In the highly competitive field of New Zealand classic and custom restorations, reputations are won or lost on the ability to maintain consistently high standards of workmanship. A company managing to achieve this is D A Panel beating Ltd, of Rangiora near Christchurch. Is your classic or custom car restoration stalled, or in need of a refresh, or perhaps you are looking for experts to rebuild that recent import project out of Europe or the ‘States?

Protect your investment

Total Lube Guide gives you the good oil Choosing the right fluids for your car, and refreshing them regularly, is the best form of preventive maintenance. It makes driving more

Croz: Straight up

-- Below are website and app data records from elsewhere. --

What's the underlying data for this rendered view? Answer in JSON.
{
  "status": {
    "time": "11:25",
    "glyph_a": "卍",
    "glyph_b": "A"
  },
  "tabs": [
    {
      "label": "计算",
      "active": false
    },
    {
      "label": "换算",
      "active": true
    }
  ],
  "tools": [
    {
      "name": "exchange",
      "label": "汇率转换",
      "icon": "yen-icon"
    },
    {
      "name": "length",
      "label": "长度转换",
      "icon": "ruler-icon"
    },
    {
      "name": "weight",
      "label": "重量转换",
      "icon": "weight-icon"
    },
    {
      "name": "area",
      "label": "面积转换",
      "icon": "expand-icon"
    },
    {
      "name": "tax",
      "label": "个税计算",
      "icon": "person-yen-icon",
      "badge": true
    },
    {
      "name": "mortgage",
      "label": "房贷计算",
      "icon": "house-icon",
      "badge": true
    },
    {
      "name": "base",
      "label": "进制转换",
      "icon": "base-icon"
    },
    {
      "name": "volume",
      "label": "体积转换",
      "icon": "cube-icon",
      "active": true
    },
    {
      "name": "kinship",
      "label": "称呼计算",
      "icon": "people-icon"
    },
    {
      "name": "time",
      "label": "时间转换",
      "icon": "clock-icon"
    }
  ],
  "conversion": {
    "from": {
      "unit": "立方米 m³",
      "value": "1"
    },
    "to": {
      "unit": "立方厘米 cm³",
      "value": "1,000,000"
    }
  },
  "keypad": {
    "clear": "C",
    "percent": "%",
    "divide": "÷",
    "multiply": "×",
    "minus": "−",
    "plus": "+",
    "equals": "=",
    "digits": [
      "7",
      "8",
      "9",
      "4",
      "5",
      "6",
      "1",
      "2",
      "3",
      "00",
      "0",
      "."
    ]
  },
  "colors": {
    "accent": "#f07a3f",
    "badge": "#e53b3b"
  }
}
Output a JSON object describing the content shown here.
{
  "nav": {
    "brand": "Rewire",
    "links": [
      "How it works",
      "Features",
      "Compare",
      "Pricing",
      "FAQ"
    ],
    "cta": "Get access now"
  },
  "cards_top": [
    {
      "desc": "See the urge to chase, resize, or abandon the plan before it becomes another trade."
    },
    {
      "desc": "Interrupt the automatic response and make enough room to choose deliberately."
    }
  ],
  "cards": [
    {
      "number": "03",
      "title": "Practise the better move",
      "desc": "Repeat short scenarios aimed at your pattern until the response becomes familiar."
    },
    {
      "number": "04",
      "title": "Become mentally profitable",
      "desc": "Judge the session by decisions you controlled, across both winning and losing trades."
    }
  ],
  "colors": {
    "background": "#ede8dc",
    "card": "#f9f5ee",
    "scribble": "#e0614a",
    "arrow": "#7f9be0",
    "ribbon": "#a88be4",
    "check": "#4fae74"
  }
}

During the COVID lockdown, Michael Clark had to forego lunches with motorsport celebrities but he interviewed motorcycle racer Graeme Crosby on his direct route into the Grand Prix ranks via Zoom.
“My first actual race was at Porirua on a circuit set up around the shopping centre. I was riding a little 350cc Kawasaki, an Avenger, which was a little two-stroke 350 rotary valve with something like 10hp. Suddenly, I found myself in third spot and I’m thinking this is actually pretty good. Anyway, I think I got in second spot and we only had a couple of laps to go and I overcooked a corner and ran wide. Health and safety back in those days required you to keep the crowd back, so they got a piece of rope and tied it around a 44-gallon drum, then a 10-metre gap, and another 44-gallon drum, and so on — and I went over the kerb at great speed. I still finished second — with one of those 44-gallon drums following behind in third place. Yeah, it was a bit of an experience.”

Romancing the automobile and motor racing in art

The glamour and excitement of the automobile first had an impact on me through car advertisements. Growing up on Auckland’s North Shore in the conservative early ’60s, there wasn’t much dynamic stuff going on. Everything was pretty bland and socially constrained, but there were glimpses of a world beyond that lay just out of our grasp. One of these early influences was a pile of late ’50s National Geographic magazines. We received these on subscription from a generous uncle in North America. It wasn’t the articles we were poring over though, it was the advertising, particularly the art-styled American car adverts.
The evocative, lusciously coloured and boldly styled auto adverts hit me like a juggernaut.